"A 2019 study from the University of Canberra found a third of Australian consumers accessed news through social media, and a quarter accessed news through search engines.

"It is clear that both digital platforms derive value from the inclusion of media content. However, media providers have little ability to make digital platforms pay for access to this content."


Aravanis says news media businesses risk losing a significant source of revenue if they prevent Google from providing links to its websites in search results. "In Germany, Google negotiated individual licensing agreements with media publishers. Media organisations that failed to secure an agreement saw a significant decrease in traffic to their websites once their results were removed from Google Search results. Due to this outcome, many German media organisations agreed to let Google access their content for free.

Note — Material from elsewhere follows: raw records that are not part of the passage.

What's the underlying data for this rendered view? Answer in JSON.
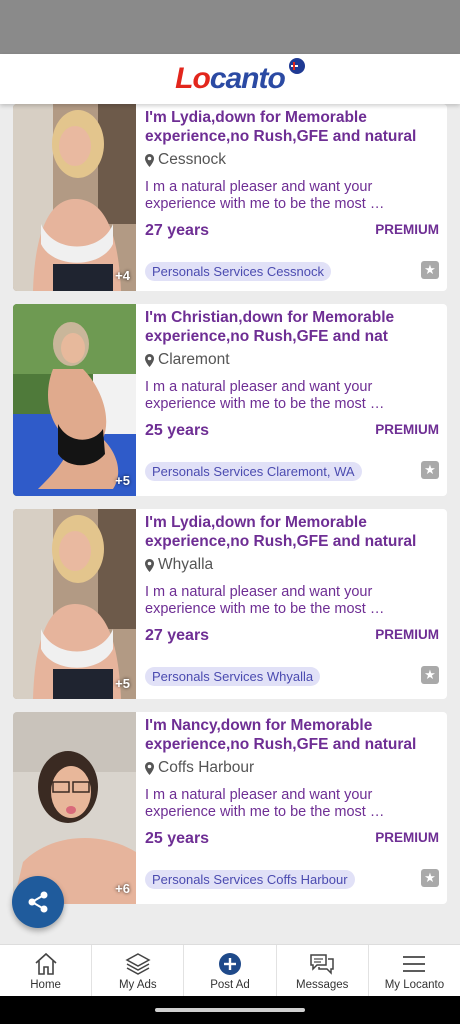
{
  "header": {
    "logo_part1": "Lo",
    "logo_part2": "canto",
    "flag": "australia-flag-icon"
  },
  "listings": [
    {
      "title": "I'm Lydia,down for Memorable experience,no Rush,GFE and natural",
      "location": "Cessnock",
      "description": "I m a natural pleaser and want your experience with me to be the most …",
      "age": "27 years",
      "badge": "PREMIUM",
      "tag": "Personals Services Cessnock",
      "photo_count": "+4"
    },
    {
      "title": "I'm Christian,down for Memorable experience,no Rush,GFE and nat",
      "location": "Claremont",
      "description": "I m a natural pleaser and want your experience with me to be the most …",
      "age": "25 years",
      "badge": "PREMIUM",
      "tag": "Personals Services Claremont, WA",
      "photo_count": "+5"
    },
    {
      "title": "I'm Lydia,down for Memorable experience,no Rush,GFE and natural",
      "location": "Whyalla",
      "description": "I m a natural pleaser and want your experience with me to be the most …",
      "age": "27 years",
      "badge": "PREMIUM",
      "tag": "Personals Services Whyalla",
      "photo_count": "+5"
    },
    {
      "title": "I'm Nancy,down for Memorable experience,no Rush,GFE and natural",
      "location": "Coffs Harbour",
      "description": "I m a natural pleaser and want your experience with me to be the most …",
      "age": "25 years",
      "badge": "PREMIUM",
      "tag": "Personals Services Coffs Harbour",
      "photo_count": "+6"
    }
  ],
  "share_button": "share-icon",
  "bottom_nav": {
    "items": [
      {
        "label": "Home",
        "icon": "home-icon"
      },
      {
        "label": "My Ads",
        "icon": "layers-icon"
      },
      {
        "label": "Post Ad",
        "icon": "plus-circle-icon"
      },
      {
        "label": "Messages",
        "icon": "chat-icon"
      },
      {
        "label": "My Locanto",
        "icon": "menu-icon"
      }
    ]
  },
  "colors": {
    "title_purple": "#6e2e94",
    "tag_bg": "#e1e1f7",
    "fab_blue": "#1f5b9c",
    "logo_blue": "#2b4aa3",
    "logo_red": "#e2261c"
  }
}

"This imbalance in negotiating power has led the Federal Government to introduce a negotiate-arbitrate framework through the News Media Bargaining Code."

Google and Facebook have argued that news media organisations already receive fair compensation for their content, through the direction of consumers to news websites via results in Google Search and the Facebook News Feed. Facebook has said it sent 2.3 billion clicks to Australian news publishers in the five months from January to May 2020, which they estimated to be worth $195.8 million to the news organisations.

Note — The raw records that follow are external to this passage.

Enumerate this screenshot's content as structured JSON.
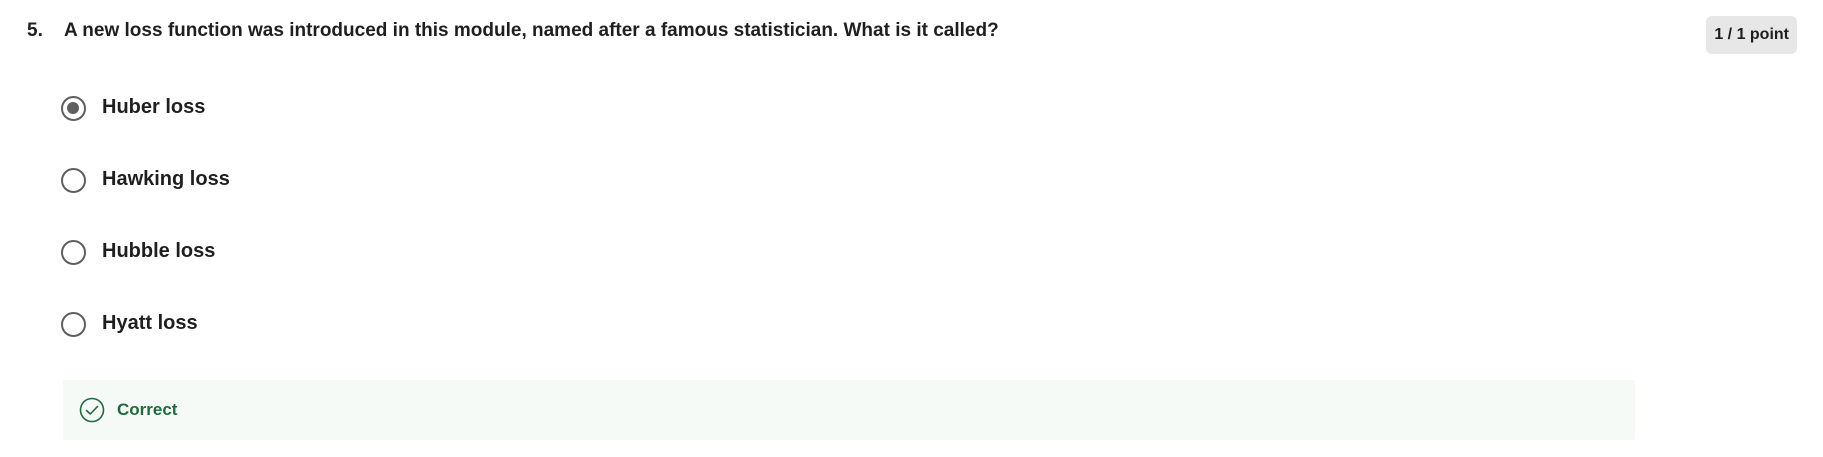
{
  "question": {
    "number": "5.",
    "text": "A new loss function was introduced in this module, named after a famous statistician. What is it called?",
    "points": "1 / 1 point"
  },
  "options": [
    {
      "label": "Huber loss",
      "selected": true
    },
    {
      "label": "Hawking loss",
      "selected": false
    },
    {
      "label": "Hubble loss",
      "selected": false
    },
    {
      "label": "Hyatt loss",
      "selected": false
    }
  ],
  "feedback": {
    "label": "Correct",
    "icon": "check-circle-icon",
    "color": "#1e6b3e"
  },
  "colors": {
    "radio": "#5f5f5f",
    "badge_bg": "#e7e7e7",
    "feedback_bg": "#f5faf7"
  }
}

The regulatory model proposed by the ACCC to force Google and Facebook to agree to terms with Australian media organisations is similar to the one used to break up Telstra's former monopoly on the telecommunications services industry prior to 2005-06, when it owned the country's entire copper phone network.

"Under this model, if the two parties are unable to reach an agreement the process will automatically move to a binding final offer stage. Each party will propose an agreement, and an independent arbitrator will pick one agreement. Final offer rules are designed to avoid easily ruled out claims, and force the parties to converge or risk the opposing party's position being accepted by the arbitrator," he said.

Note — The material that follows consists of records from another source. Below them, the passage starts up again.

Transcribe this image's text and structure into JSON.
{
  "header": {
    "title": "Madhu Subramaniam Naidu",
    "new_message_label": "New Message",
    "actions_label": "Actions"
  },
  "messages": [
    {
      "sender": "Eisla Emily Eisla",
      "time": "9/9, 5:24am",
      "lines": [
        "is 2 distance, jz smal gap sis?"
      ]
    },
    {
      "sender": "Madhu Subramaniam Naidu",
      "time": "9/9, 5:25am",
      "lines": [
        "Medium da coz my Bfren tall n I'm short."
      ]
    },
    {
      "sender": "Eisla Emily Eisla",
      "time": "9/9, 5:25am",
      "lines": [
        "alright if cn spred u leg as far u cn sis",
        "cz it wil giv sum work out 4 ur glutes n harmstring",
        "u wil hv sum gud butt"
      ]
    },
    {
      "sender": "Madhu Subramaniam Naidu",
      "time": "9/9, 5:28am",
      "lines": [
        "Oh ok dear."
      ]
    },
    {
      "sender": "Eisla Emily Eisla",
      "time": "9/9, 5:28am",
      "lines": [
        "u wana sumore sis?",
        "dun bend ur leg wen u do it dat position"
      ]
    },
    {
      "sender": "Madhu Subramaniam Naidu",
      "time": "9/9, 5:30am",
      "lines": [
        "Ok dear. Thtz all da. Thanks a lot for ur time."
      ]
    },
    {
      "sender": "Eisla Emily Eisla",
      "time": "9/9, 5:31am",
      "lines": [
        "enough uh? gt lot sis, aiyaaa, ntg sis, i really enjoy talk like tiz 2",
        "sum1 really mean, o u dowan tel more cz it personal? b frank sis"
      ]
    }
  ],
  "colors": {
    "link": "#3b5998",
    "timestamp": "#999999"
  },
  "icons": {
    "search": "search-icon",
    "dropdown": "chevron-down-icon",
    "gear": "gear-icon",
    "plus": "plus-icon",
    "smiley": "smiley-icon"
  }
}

If a satisfactory resolution cannot be found, Google has indicated a willingness to 'go dark' on its popular and ubiquitous services, in order to dissuade other nations from following Australia's regulatory example. Google Australia generated $4.8 billion in revenue in 2019, up from $4.2 billion in 2018. This result represents close to 2% of the global revenue of Alphabet Inc, Google's parent company. How Google's withdrawal from Australia would work in practice is unclear, but it would certainly threaten a range of industries that rely on Google's services. According to Alphabet Inc, the services provided by the search engine supported 116,200 Australian jobs in 2019, including 79,200 jobs for small and medium enterprises.

Facebook has argued that if no news content was available on Facebook in Australia, the impact on Facebook's community metrics and revenue in Australia would not be significant. It is unclear what Facebook's response would be if the regulatory code was legislated in its current form.

The confrontation between the technology giants and the Federal Government is expected to come to a critical point in the near future. The consultation period on the News Media Bargaining Code is set to expire at the end of this week. "Following that, both consumers and businesses will have to watch and wait to see how this issue is settled," says Aravanis. "The ramifications for the internet and the Australian businesses that rely upon Facebook and Google are uncertain."

IBISWorld is the publisher of a number of company reports on industry segments, including Newspaper Publishing industry in Australia; Online Advertising industry in Australia; Telecommunications Services industry in Australia; and Advertising Agencies in Australia.

Read more from:
Comment Email Print
Powered by Bondware
News Publishing Software

The browser you are using is outdated!

You may not be getting all you can out of your browsing experience
and may be open to security risks!

Consider upgrading to the latest version of your browser or choose on below: